The BBH is comprised of a vigorous regenerating woodland area, which is valuable to threatened wildlife; its pristine waters flow into the nearby Abenaki ancient healing springs site, the Atlantic white cedar bog and wildflower sanctuary, and the Merrimack river watershed. The parcel is ranked highest for wildlife habitat in the NH Wildlife Action Plan; both mammals and amphibians traverse over the property as a land bridge between abutting forested tracts. See a short video of the Bradford Bog, created by Peter Bloch of EarthAerial Productions. This is a property, protected by an Ausbon Sargent Conservation Easement, and is one of the properties which will be further protected through the protection of the BBH.

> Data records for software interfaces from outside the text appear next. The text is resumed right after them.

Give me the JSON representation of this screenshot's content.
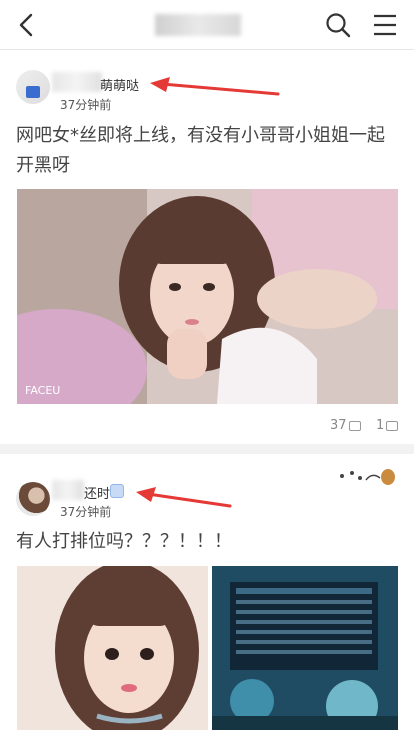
{
  "header": {
    "back_icon": "chevron-left-icon",
    "search_icon": "search-icon",
    "menu_icon": "menu-icon"
  },
  "posts": [
    {
      "author_name": "萌萌哒",
      "time": "37分钟前",
      "text": "网吧女*丝即将上线，有没有小哥哥小姐姐一起开黑呀",
      "image_watermark": "FACEU",
      "likes": "37",
      "comments": "1"
    },
    {
      "author_name": "还时",
      "time": "37分钟前",
      "text": "有人打排位吗？？？！！！"
    }
  ],
  "colors": {
    "arrow": "#e53935",
    "divider": "#f2f2f2"
  }
}
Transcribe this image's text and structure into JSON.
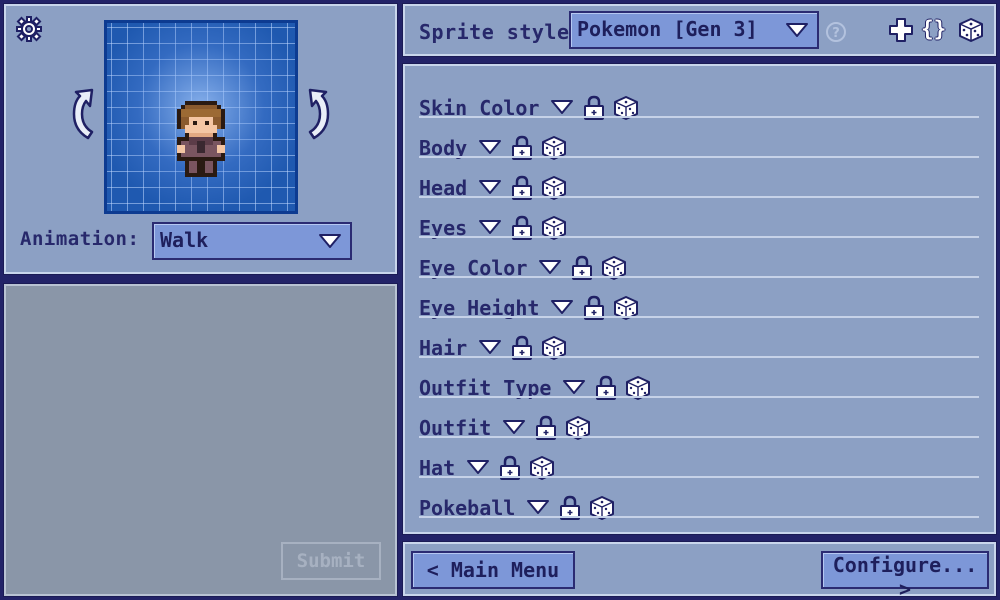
{
  "preview": {
    "animation_label": "Animation:",
    "animation_value": "Walk",
    "icons": {
      "settings": "gear-icon",
      "rotate_left": "rotate-left-arrow-icon",
      "rotate_right": "rotate-right-arrow-icon"
    }
  },
  "output": {
    "submit_label": "Submit"
  },
  "style_bar": {
    "label": "Sprite style:",
    "selected_style": "Pokemon [Gen 3]",
    "help_glyph": "?",
    "code_glyph": "{}",
    "icons": [
      "plus-icon",
      "code-braces-icon",
      "dice-icon"
    ]
  },
  "layers": [
    {
      "label": "Skin Color"
    },
    {
      "label": "Body"
    },
    {
      "label": "Head"
    },
    {
      "label": "Eyes"
    },
    {
      "label": "Eye Color"
    },
    {
      "label": "Eye Height"
    },
    {
      "label": "Hair"
    },
    {
      "label": "Outfit Type"
    },
    {
      "label": "Outfit"
    },
    {
      "label": "Hat"
    },
    {
      "label": "Pokeball"
    }
  ],
  "footer": {
    "main_menu_label": "< Main Menu",
    "configure_label": "Configure... >"
  },
  "colors": {
    "background": "#232368",
    "panel": "#8ca0c4",
    "grid": "#1f59b0",
    "text": "#27286b",
    "button": "#7d97d8"
  }
}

This valuable property, with its rejuvenating forest and important waterbody will expand ideal habitat for avian species in greatest need of conservation in New Hampshire. Among these are the Ruffed Grouse, American Woodcock, and the Purple Finch (the State bird). Songbirds, such as the Redstart, Canada Warbler, Scarlet Tanager and Baltimore Oriole are among those that migrate epic distances to seek breeding grounds like the BBH. According to P.D. Hunt’s The State of the Birds, of the 190 bird species breeding in New Hampshire, 81 are decreasing at an alarming rate.
In addition to the property being ideal for birds, it is also a wonderful oasis for butterflies and other pollinators. Beavers have taken advantage of water flowing from Haystack Mountain to build a series of dams; the ponds they’ve created host Wood Ducks, migrating waterfowl and the American Toad. Moose moving through may browse on sapling twigs and plunge into the refreshing pond. A rocky cliff offers possible habitat for bobcats; dense thickets below allow a hiding spot for their favorite prey, the Snowshoe Hare.
This land will help threatened wildlife flourish, expand wilderness tracts of highest ecological value, and protect our treasured landscape forever.
The BBH project was completed with assistance from conservation buyer, Mike Andrews, who purchased the property and held title to it until the Land Trust could raise the funds to buy it from him, the New Hampshire Land and Community Heritage Investment Program (LCHIP), and the NH "Moose Plate" grant. Additional grants were provided from the Fields Pond Foundation, Burton Morgan Foundation, The Quabbin to Cardigan Partnership, and another anonymous grantor. Further support was provided by the Town of Bradford Conservation Commission, Rural Heritage Connection of Bradford, and many individual donations by Ausbon Sargent members and friends.